In my last post, I showed a photo of Brooke Lynne in a lava field on the Snaefellsnes peninsula in Iceland last year. Well, I now have some time to add a bit more to the scant amount of information I gave last time.
That photo and those here (Aubrey in the top and bottom photos, Brooke in the middle) were made amidst the Berserkjahraun (“Berserkers’ lava field”) on Snaefellsnes. I had read about this place while doing my research and I just had to go there. In fact, the place is so amazing that I went there twice!
So, how did this place get such a berserk name? Well, according to one of the old Icelandic sagas, there were two brothers living in this area. One of them decided to buy a couple of berserkers – wild Viking fighting men – as slaves from Sweden.

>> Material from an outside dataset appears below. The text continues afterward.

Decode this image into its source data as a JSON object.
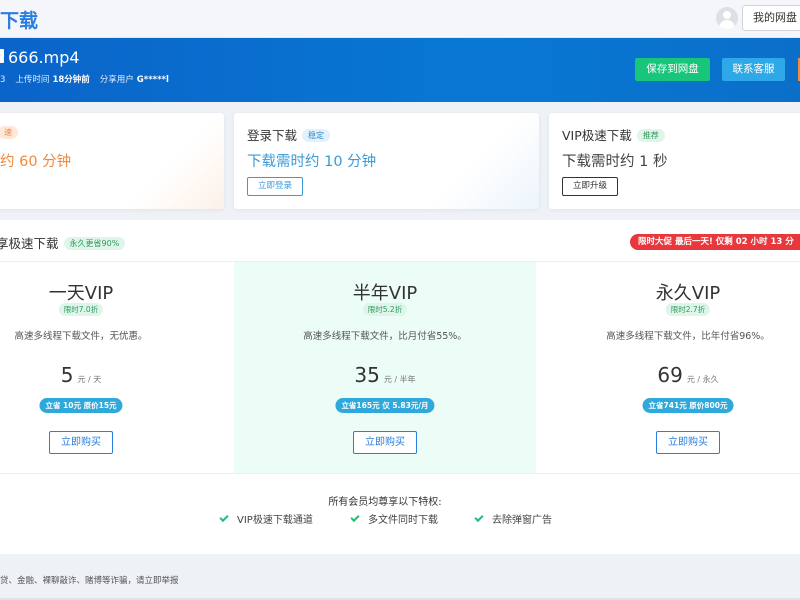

The pair came over, but they were too wild to handle, so he gave them to his more dominant brother. One of these berserkers then fell in love with their new owner’s daughter, which the new boss wasn’t too happy about. He asked someone for advice. As it happened, this fellow had his eye on the daughter, too, so he told the slave’s owner to give him an impossible task to accomplish before he could marry the girl.
What was the task? Clear a path through this moonscape of a lava field – surely something that no man could do. Well, guess what? The two berserkers actually did it! Naturally, the boss wasn’t about to live up to the agreement, so when the two strong men were in the sauna, he trapped them inside. When they finally came out in a weakened state, his henchmen killed them.
Is this story true or just a fable, you ask? As it turns out, there is a path that can apparently be seen going through the lava (though I don’t know if I saw it), and archaeologists have found a grave next to this path, dating to this period, with the remains of two strongly built men. So, perhaps there is something to it.
As for my visiting this place last year, I drove from the main road onto a rough, bumpy, unpaved road, which is nonetheless a numbered road in the Icelandic road system. First it goes through an open area, but after a short time it enters one of the most remarkable landscapes I saw in this land filled with remarkable landscapes. “Unearthly” really is a word that applies here, with lava to be seen in all kinds of shapes and forms, much of it covered by moss.
Unfortunately, this road is about wide enough for one vehicle to fit on, and there are no signs indicating that it’s one way. Luckily, all the vehicles I saw were heading in the same direction. However, due to the narrow width of the road, there is no shoulder on which to park a car to allow one to get out and explore. Luckily, I did find a couple of spots where I could pull off the road amidst the lava.
Another unfortunate factor was the weather. As I’ve written before, just about everyone I spoke with told me that last summer was the coldest one in memory in Iceland – or, as someone told me recently, there was no summer in Iceland last year. As a result of this, we couldn’t stray too far from where I had parked, as it was so cold that after one roll of 120 film (or ten shots), the girls had to just run back to the heated interior of the car as quickly as possible.
That left a lot of the lava field yet to be explored. On the other hand, should I go back – and I plan to – there will be plenty of new territory there to investigate and hopefully photograph.
About Dave Rudin
Dave Rudin is a fine art photographer based in Brooklyn, New York. He specializes in art nude and travel photography, using black & white film and making silver gelatin prints in a darkroom.